We expect to learn more about the latest from OneWeb when they hold their launch press conference next month.
UPDATE (11/22): There are reports out today that OneWeb is behind schedule, and has pushed the next launch back to January 23rd.
Project Kuiper - No News
There have been no new details at all on Amazon's 3,236 satellite "Project Kuiper" constellation since our story in July about how Amazon was pushing for a waiver to avoid needing to provide service in Alaska.
But with Amazon's resources behind it - we are certain Kuiper has the potential to be a serious contender too.
No matter how you look at it - there is a new space race on!
But even if SpaceX is able to cover North America by the end of 2020, and Starlink proves to be both fast and affordable, do keep in mind that satellite systems will always have certain limitations.
In particular - in urban areas where buildings might block the view of the sky and where cell towers are more prevalent, 5G technology will always have a leg up on what satellite can offer.
But a combo of cellular and LEO satellite will likely become the ultimate combination to have on board - giving mobile users the ultimate in both speeds and coverage.
It is an exciting time, and we look forward to seeing what developments 2020 holds!
- Satellite Internet Options for RVers - Our featured guide on all the current and future satellite internet options of interest to RVers.

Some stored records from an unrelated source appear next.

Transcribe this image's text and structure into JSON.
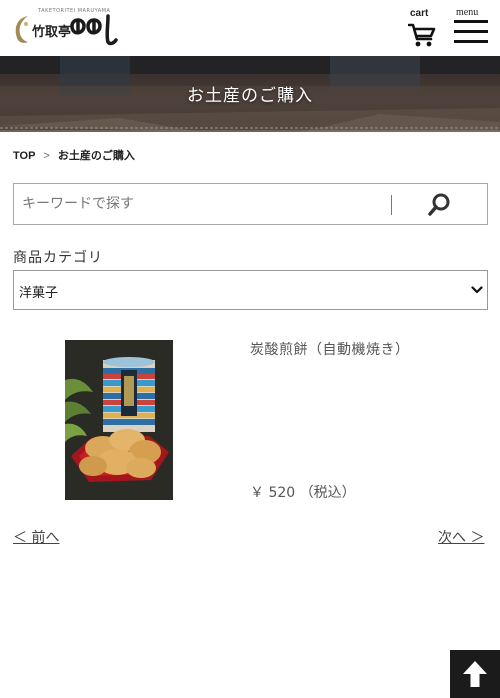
{
  "header": {
    "logo": {
      "small_text": "TAKETORITEI MARUYAMA",
      "kanji_text": "竹取亭",
      "brand_mark": "丸山"
    },
    "cart_label": "cart",
    "cart_icon": "cart-icon",
    "menu_label": "menu",
    "menu_icon": "hamburger-icon"
  },
  "banner": {
    "title": "お土産のご購入"
  },
  "breadcrumb": {
    "items": [
      "TOP",
      "お土産のご購入"
    ],
    "separator": ">"
  },
  "search": {
    "placeholder": "キーワードで探す",
    "value": "",
    "button_icon": "search-icon"
  },
  "category": {
    "label": "商品カテゴリ",
    "selected": "洋菓子"
  },
  "products": [
    {
      "name": "炭酸煎餅（自動機焼き）",
      "price": "￥ 520 （税込）",
      "image": "product-photo"
    }
  ],
  "pagination": {
    "prev": "＜ 前へ",
    "next": "次へ ＞"
  },
  "page_top_icon": "arrow-up-icon",
  "colors": {
    "banner_dark": "#4a3f3b",
    "page_top_bg": "#1b1b1b",
    "text": "#333333"
  }
}
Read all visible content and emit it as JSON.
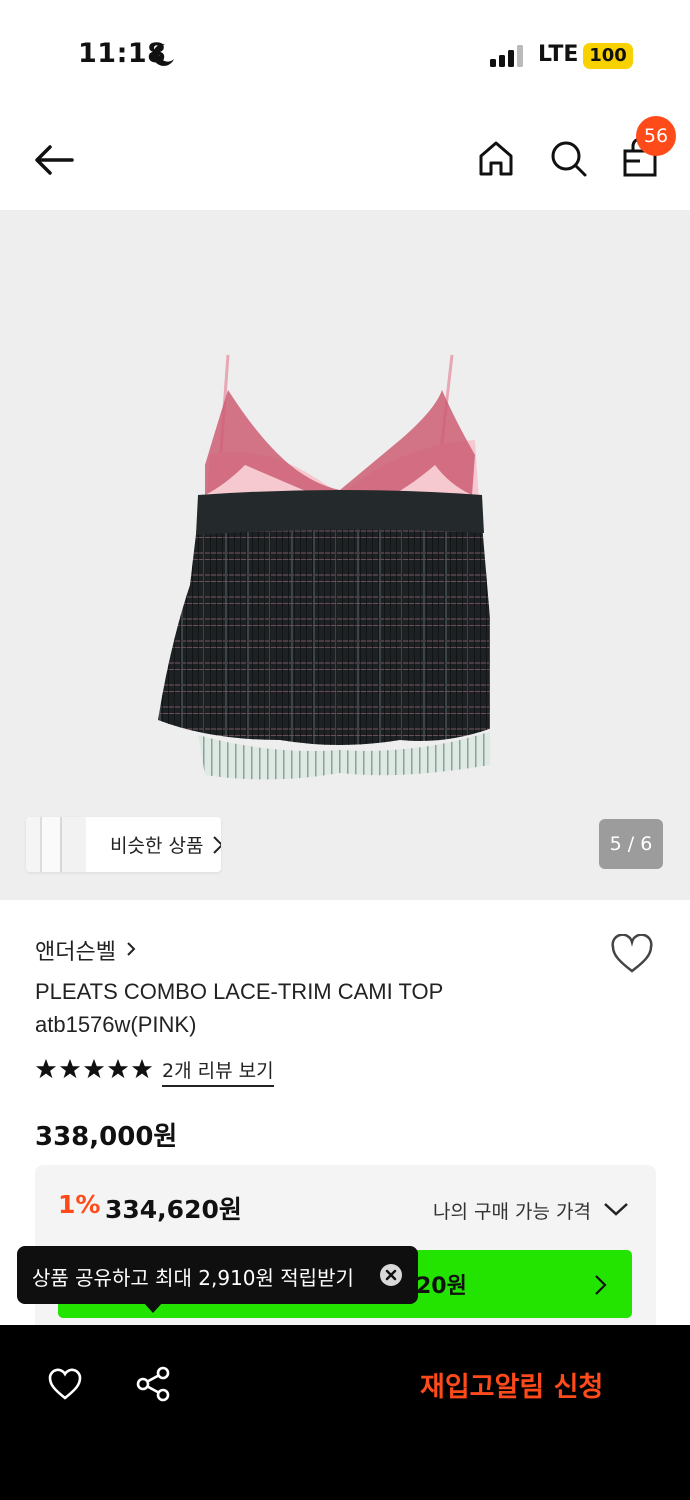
{
  "status_bar": {
    "time": "11:18",
    "network": "LTE",
    "battery": "100"
  },
  "header": {
    "cart_count": "56"
  },
  "gallery": {
    "similar_label": "비슷한 상품",
    "page_counter": "5 / 6"
  },
  "product": {
    "brand": "앤더슨벨",
    "title_line1": "PLEATS COMBO LACE-TRIM CAMI TOP",
    "title_line2": "atb1576w(PINK)",
    "rating": 5,
    "review_link": "2개 리뷰 보기",
    "price": "338,000원"
  },
  "price_box": {
    "discount_rate": "1%",
    "discount_price": "334,620원",
    "my_price_label": "나의 구매 가능 가격",
    "coupon_text": "20원"
  },
  "tooltip": {
    "text": "상품 공유하고 최대 2,910원 적립받기"
  },
  "bottom_bar": {
    "restock_label": "재입고알림 신청"
  },
  "colors": {
    "accent": "#ff4a1a",
    "coupon_green": "#22e400",
    "battery_yellow": "#f7d200"
  }
}
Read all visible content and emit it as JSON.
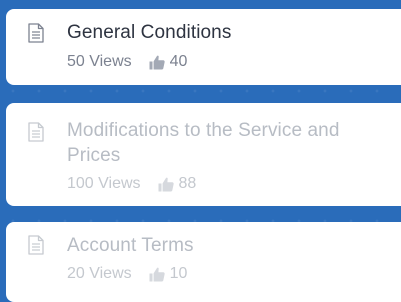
{
  "articles": [
    {
      "title": "General Conditions",
      "views": "50 Views",
      "likes": "40"
    },
    {
      "title": "Modifications to the Service and Prices",
      "views": "100 Views",
      "likes": "88"
    },
    {
      "title": "Account Terms",
      "views": "20 Views",
      "likes": "10"
    }
  ],
  "icons": {
    "document": "document-icon",
    "like": "thumbs-up-icon"
  },
  "colors": {
    "background": "#2a6cba",
    "card": "#ffffff",
    "title_active": "#2e3441",
    "title_faded": "#b7bcc4"
  }
}
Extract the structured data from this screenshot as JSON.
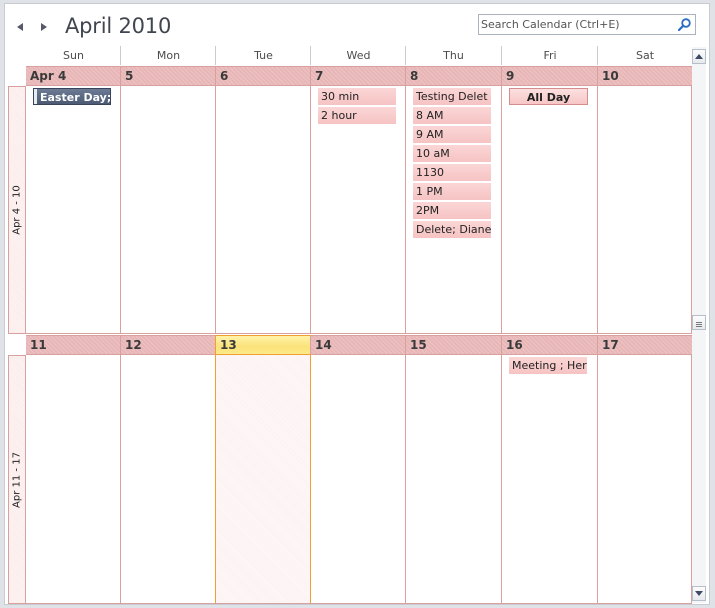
{
  "header": {
    "title": "April 2010",
    "prev_icon": "triangle-left-icon",
    "next_icon": "triangle-right-icon",
    "search": {
      "placeholder": "Search Calendar (Ctrl+E)",
      "value": "",
      "icon": "magnifier-icon"
    }
  },
  "days_of_week": [
    "Sun",
    "Mon",
    "Tue",
    "Wed",
    "Thu",
    "Fri",
    "Sat"
  ],
  "weeks": [
    {
      "label": "Apr 4 - 10",
      "dates": [
        "Apr 4",
        "5",
        "6",
        "7",
        "8",
        "9",
        "10"
      ],
      "appointments": {
        "sun": [
          {
            "text": "Easter Day; U",
            "type": "holiday"
          }
        ],
        "wed": [
          {
            "text": "30 min"
          },
          {
            "text": "2 hour"
          }
        ],
        "thu": [
          {
            "text": "Testing Delet"
          },
          {
            "text": "8 AM"
          },
          {
            "text": "9 AM"
          },
          {
            "text": "10 aM"
          },
          {
            "text": "1130"
          },
          {
            "text": "1 PM"
          },
          {
            "text": "2PM"
          },
          {
            "text": "Delete; Diane"
          }
        ],
        "fri": [
          {
            "text": "All Day",
            "type": "all-day"
          }
        ]
      }
    },
    {
      "label": "Apr 11 - 17",
      "dates": [
        "11",
        "12",
        "13",
        "14",
        "15",
        "16",
        "17"
      ],
      "today": "13",
      "appointments": {
        "fri": [
          {
            "text": "Meeting ; Her"
          }
        ]
      }
    }
  ],
  "colors": {
    "date_row": "#e8b6b6",
    "grid_line": "#d9a0a0",
    "today_border": "#f0a030",
    "today_header": "#fde98a",
    "appointment": "#f6c3c3",
    "holiday": "#4d5a74"
  },
  "scrollbar": {
    "up_icon": "scroll-up-icon",
    "down_icon": "scroll-down-icon",
    "thumb_icon": "grip-icon"
  }
}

- 2018 Mobile Internet Year in Review & Looking Forward Into 2019 - Last year's look at the state of satellite internet options, including a deeper look at the latest from Iridium, ViaSat, and SpaceX.
- OneWeb Launches First 6 Satellites Towards Ambitious Global Broadband Constellation - Our closer look at OneWeb, after their first launch in February 2019. The second, third, and fourth OneWeb launches are all now scheduled.
And here is all of our recent satellite internet coverage:
- A Decade Connected: A Look Back At The Evolution Of Mobile Internet for RVers and Cruisers Posted on: December 20, 2019
- Amazon to Alaska: "No Satellite Internet For You" Posted on: July 11, 2019